If you could further describe what you mean with anomalies and how you plan to detect them I think we could advice better in this area.

Something which may be of interest is that we are currently working on a module for our scripting engine which will make it easy to setup Otii in a continuous integration environment. In it you can specify a number of tests. Each test checks that the energy consumed between a start and stop time is between a minimum and maximum value. It also generates a junit.xml file which you can consume with e.g. Jenkins.

I hope this helps, if you have further questions don’t hesitate to ask them!


#3

Thanks for the extremely quick response… my replies below!

1/ Yes… I agree it is a high priority. It would be nice to have a fully capable piece of hardware upfront without the licensing issues, even if it meant a much higher entry price to save encountering these problems.

2/ Is the likely bottleneck when viewing large amounts of data the processor or disk access? It seems being able to quickly scan through a lot of data would be a useful feature when looking for excessive power consumption, visually at least.

By anomalies, I mean if the test has completed but has used too much power due to a firmware bug, finding out when / where this has happened. Truthfully we will probably end up running a query on the logged data using a python script (i.e. looking for more than X Wh of energy within X seconds of time).

For now, we have one OTII and have found it very useful so far. We were thinking of buying a second for our test processes (longer term firmware testing).

Thanks again


#4
  1. Afraid I can’t help you with changes to the business model. Any suggestions or discussions are welcome though at sales contact form.

  2. It’s a combination. It needs to read a lot of data from disk, but it also needs to do processing of it to determine what to display. The reason for this processing is so a peak is not lost if you zoom out a lot. A workaround for this might be to split the data into several projects consisting of a day, or half a day each.

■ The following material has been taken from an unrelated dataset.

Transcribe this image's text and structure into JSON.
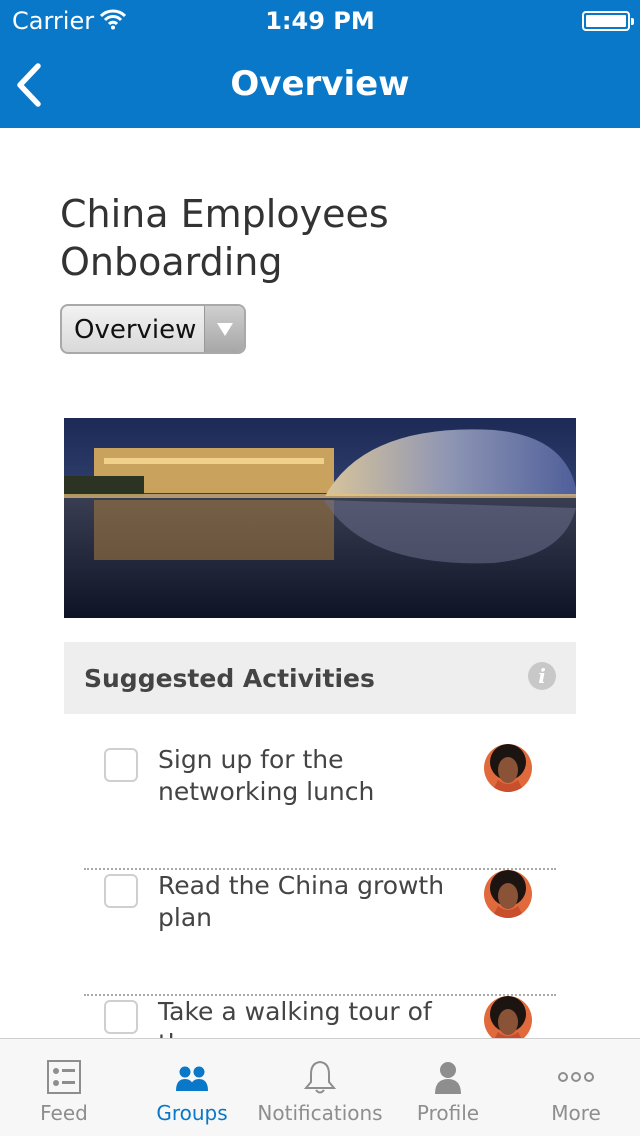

Regarding anomalies detection you can run that while the recording is ongoing, or if you prefer when it has completed. The advantage of doing it directly with otii script is that you can crop the project before you save it. E.g. if the anomaly occurred during the third day you can crop so you only keep a few hours (or less) of data where the anomaly occurred instead of keeping the entire 7 days.

I’m glad that you find our product useful!


#5

I’ve used the Otii to record for several days before on a few occasions.
The first ran for a week and then the machine crashed. Chris pointed me to the temp file and I could recover this data. However, the recovered exported to CSV data file was ~40GB, which very few programs will open. I had to script something in Matlab to specifically open it.
The subsequent attempts have had issues, windows updates causing a restart, power config turning off USB ports… etc etc

Since then I’ve been very careful to avoid doing these super long tests, unless I absolutely need to.

I’d think about what you want from this test, and reduce it down. Do you really need a weeks worth of samples? Or do you just want the outliers? Can you trigger an output to use? Output to UART? (which are sync’d to the waveforms) Can you use something like Chris has suggested, and only have the data for the sections where something interesting has occurred?

The Otii guys were pretty good about sending me beta versions of stuff, fixed bug FW, specific-fix App versions, and trial scripts… (Thanks again guys)

Food for thought anyway…